┌────────

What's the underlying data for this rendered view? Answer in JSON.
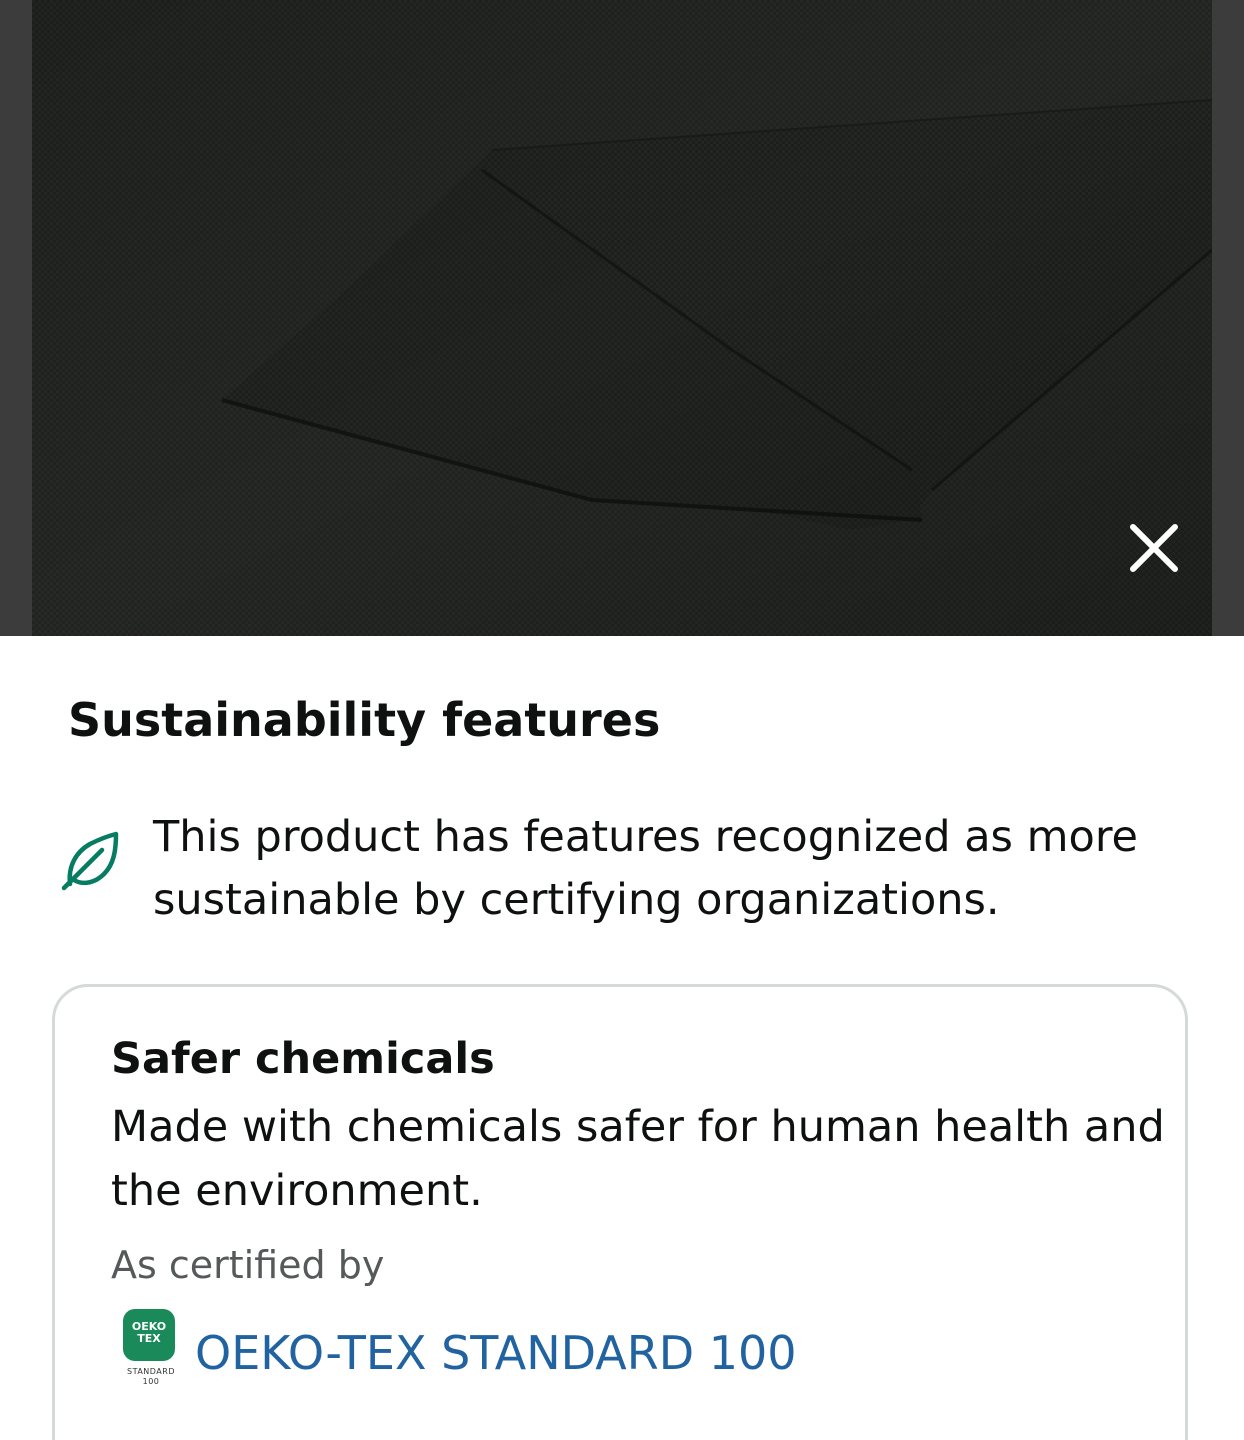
{
  "image": {
    "alt_icon": "product-fabric-photo",
    "close_icon": "close-icon"
  },
  "sheet": {
    "title": "Sustainability features",
    "intro": {
      "icon": "leaf-icon",
      "text": "This product has features recognized as more sustainable by certifying organizations."
    },
    "card": {
      "title": "Safer chemicals",
      "description": "Made with chemicals safer for human health and the environment.",
      "certified_by_label": "As certified by",
      "certification": {
        "logo_line1": "OEKO",
        "logo_line2": "TEX",
        "logo_sub1": "STANDARD",
        "logo_sub2": "100",
        "name": "OEKO-TEX STANDARD 100"
      }
    }
  },
  "colors": {
    "leaf_green": "#067d62",
    "link_blue": "#2162a1",
    "card_border": "#d5d9d9",
    "oeko_green": "#1a8a5a"
  }
}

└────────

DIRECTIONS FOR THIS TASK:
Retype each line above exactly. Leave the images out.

WORKED SOLUTION:
What's the underlying data for this rendered view? Answer in JSON.
{
  "image": {
    "alt_icon": "product-fabric-photo",
    "close_icon": "close-icon"
  },
  "sheet": {
    "title": "Sustainability features",
    "intro": {
      "icon": "leaf-icon",
      "text": "This product has features recognized as more sustainable by certifying organizations."
    },
    "card": {
      "title": "Safer chemicals",
      "description": "Made with chemicals safer for human health and the environment.",
      "certified_by_label": "As certified by",
      "certification": {
        "logo_line1": "OEKO",
        "logo_line2": "TEX",
        "logo_sub1": "STANDARD",
        "logo_sub2": "100",
        "name": "OEKO-TEX STANDARD 100"
      }
    }
  },
  "colors": {
    "leaf_green": "#067d62",
    "link_blue": "#2162a1",
    "card_border": "#d5d9d9",
    "oeko_green": "#1a8a5a"
  }
}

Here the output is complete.